The number of attorneys in New Hampshire at or close to retirement age is growing rapidly. Meanwhile, the proportion of Bar members in their prime working years of 41 to 50 has shrunk, and fewer young people are entering the profession.
The NH Bar membership is turning gray, a trend that is expected to continue for the next 15 years, as Baby Boomers age, the job market slowly recovers and the economy pushes retirement to later in life.
Since 1998, the total number of bar members age 61 and older has increased 22 percent, and the number of members between ages 41 and 50 has decreased from 36 percent to 24 percent.
In addition to following national trends, this is a regional phenomenon. The Northern New England states of Maine, Vermont and New Hampshire are all in the top 10 states in the US with the highest median ages for the overall population. This geographic concentration of older people, and older lawyers, is largely due to a massive migration to Northern New England by Baby Boomers in the 1990s.
This aging of the bar presents a number of new challenges, including concerns over a loss of institutional knowledge and experience. But some of the most pressing issues involve older attorneys suffering from age-related cognitive impairments that impact their ability to practice law.
*NH Bar membership data as of April 5, 2013.
In 2007, Supreme Court Rule 58 created the New Hampshire Lawyers Assistance Program (LAPNH) to provide "confidential, meaningful assistance to lawyers, judges, law students and their families in coping with alcoholism and other addictions, depression, and other personal or professional crises."

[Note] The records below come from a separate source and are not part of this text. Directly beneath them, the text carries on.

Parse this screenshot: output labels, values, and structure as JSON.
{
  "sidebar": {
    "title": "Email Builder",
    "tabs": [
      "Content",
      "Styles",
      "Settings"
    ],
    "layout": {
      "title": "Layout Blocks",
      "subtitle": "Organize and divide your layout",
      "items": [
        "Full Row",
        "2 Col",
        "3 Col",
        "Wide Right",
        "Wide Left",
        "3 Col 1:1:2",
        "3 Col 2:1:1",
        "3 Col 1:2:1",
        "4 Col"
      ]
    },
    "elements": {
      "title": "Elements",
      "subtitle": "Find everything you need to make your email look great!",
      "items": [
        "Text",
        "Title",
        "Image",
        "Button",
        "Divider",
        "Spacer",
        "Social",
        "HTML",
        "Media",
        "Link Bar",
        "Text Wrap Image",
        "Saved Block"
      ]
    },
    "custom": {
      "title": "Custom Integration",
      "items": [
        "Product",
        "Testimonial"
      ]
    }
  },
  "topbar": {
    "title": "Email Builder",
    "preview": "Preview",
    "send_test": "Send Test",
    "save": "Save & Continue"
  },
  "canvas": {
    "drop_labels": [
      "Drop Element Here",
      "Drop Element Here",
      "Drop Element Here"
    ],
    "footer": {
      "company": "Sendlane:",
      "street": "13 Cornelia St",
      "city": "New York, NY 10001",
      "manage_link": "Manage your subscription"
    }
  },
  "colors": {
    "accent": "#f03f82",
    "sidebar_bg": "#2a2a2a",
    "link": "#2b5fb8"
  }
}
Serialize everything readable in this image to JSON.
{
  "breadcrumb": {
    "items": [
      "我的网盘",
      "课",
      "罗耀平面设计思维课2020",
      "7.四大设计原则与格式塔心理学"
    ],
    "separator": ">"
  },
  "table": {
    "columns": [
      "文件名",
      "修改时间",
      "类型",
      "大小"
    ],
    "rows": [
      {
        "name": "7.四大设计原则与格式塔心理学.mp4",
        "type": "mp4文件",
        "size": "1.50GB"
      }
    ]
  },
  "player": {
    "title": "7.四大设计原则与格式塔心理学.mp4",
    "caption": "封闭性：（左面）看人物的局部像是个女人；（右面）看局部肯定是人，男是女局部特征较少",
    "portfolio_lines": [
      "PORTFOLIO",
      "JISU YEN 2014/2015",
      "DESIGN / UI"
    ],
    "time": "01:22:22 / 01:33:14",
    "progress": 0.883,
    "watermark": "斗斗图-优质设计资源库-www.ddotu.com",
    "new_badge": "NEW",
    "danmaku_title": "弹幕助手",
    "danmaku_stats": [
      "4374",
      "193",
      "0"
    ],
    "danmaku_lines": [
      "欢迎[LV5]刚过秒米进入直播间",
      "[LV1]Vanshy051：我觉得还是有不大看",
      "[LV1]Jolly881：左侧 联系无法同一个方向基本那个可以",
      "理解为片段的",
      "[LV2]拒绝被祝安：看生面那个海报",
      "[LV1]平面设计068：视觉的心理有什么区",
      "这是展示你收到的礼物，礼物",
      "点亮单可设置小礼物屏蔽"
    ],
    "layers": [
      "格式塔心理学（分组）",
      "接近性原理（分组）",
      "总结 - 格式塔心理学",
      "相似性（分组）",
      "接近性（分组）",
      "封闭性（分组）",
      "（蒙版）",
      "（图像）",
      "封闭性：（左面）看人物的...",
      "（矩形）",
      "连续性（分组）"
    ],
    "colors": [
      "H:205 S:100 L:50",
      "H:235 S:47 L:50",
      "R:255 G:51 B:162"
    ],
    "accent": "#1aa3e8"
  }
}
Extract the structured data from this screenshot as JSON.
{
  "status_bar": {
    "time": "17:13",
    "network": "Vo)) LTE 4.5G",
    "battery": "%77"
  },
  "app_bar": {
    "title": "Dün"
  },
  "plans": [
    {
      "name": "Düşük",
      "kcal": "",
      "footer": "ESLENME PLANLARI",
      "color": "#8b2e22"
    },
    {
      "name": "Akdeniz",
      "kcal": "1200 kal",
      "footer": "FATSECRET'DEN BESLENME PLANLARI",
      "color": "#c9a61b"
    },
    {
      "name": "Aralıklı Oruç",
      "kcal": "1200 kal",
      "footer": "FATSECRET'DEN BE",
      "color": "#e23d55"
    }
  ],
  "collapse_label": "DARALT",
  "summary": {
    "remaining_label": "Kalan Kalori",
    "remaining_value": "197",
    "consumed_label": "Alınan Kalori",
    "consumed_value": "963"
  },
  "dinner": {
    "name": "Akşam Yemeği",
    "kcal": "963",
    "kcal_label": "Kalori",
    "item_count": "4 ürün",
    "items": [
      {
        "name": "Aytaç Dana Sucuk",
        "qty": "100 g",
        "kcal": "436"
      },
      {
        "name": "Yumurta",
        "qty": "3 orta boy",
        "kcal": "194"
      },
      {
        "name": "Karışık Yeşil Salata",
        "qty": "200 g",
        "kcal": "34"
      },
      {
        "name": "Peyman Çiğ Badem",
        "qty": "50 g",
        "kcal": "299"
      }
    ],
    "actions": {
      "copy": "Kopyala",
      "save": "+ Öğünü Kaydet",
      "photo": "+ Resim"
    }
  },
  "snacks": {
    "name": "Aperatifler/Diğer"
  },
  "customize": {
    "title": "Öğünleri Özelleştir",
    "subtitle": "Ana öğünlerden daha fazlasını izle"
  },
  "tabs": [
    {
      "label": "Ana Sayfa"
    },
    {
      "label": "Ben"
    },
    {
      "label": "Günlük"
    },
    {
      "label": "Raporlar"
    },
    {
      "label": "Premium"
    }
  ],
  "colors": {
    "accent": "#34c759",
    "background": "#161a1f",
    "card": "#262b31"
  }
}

Increasingly, those "other personal or professional crises" have come to include situations in which colleagues and family members realize that a practicing attorney has been practicing too long.
LAPNH Executive Director Cecie Hartigan said with each passing year, she is hearing about more situations involving aging issues. These types of calls to LAPNH (877-224-6060) often result in "labor-intensive" crisis interventions where she works with family members, colleagues and the practicing attorney. It’s usually unpleasant for everyone involved, but it’s important, to protect the interests of the public and the integrity and reputation of the attorney, and in some cases, his or her firm.
"The cases are very difficult," Hartigan said. "No one wants to be a lawyer in the position of having to defend themselves."
Concerns over health care confidentiality often make the process even more complicated, Hartigan has found.
"Getting family members involved is good, but that has to be done in the confines of confidentiality," she said. "These are the intricacies of it that experience teaches us. We’re learning what roadblocks to expect and how to preserve the interest of the public and the interests of the practicing attorney."
The complexity of weighing the public interest, the Rules of Professional Conduct, personal relationships and an aging attorney’s "reserve functioning" – a term used to describe the ability to at times continue high-level processing while overall cognitive abilities remain impaired – creates a number of ethical quandaries for aging attorneys and their colleagues. An article in the May issue of Bar News will address these ethical issues in more depth.
Hartigan says one approach to consider would be changing ethical rules to make it easier for colleagues to report concerns about an attorney’s potential impairment without immediately bringing it into the disciplinary process. Maine, among other states, recently took this step, she said.
Dr. Doris Gundersen, a Colorado psychiatrist and member of the Colorado Attorney Regulatory Committee, is scheduled to make a presentation during the morning CLE session at the NH Bar Association Annual Meeting on June 21-22 in Portsmouth. She will also be part of a related panel discussion. The session is designed to give attorneys practical tips for dealing with the complicated and often emotional issues that arise as lawyers near the end of their careers.
On the web: To learn more about LAPNH, visit www.lapnh.org.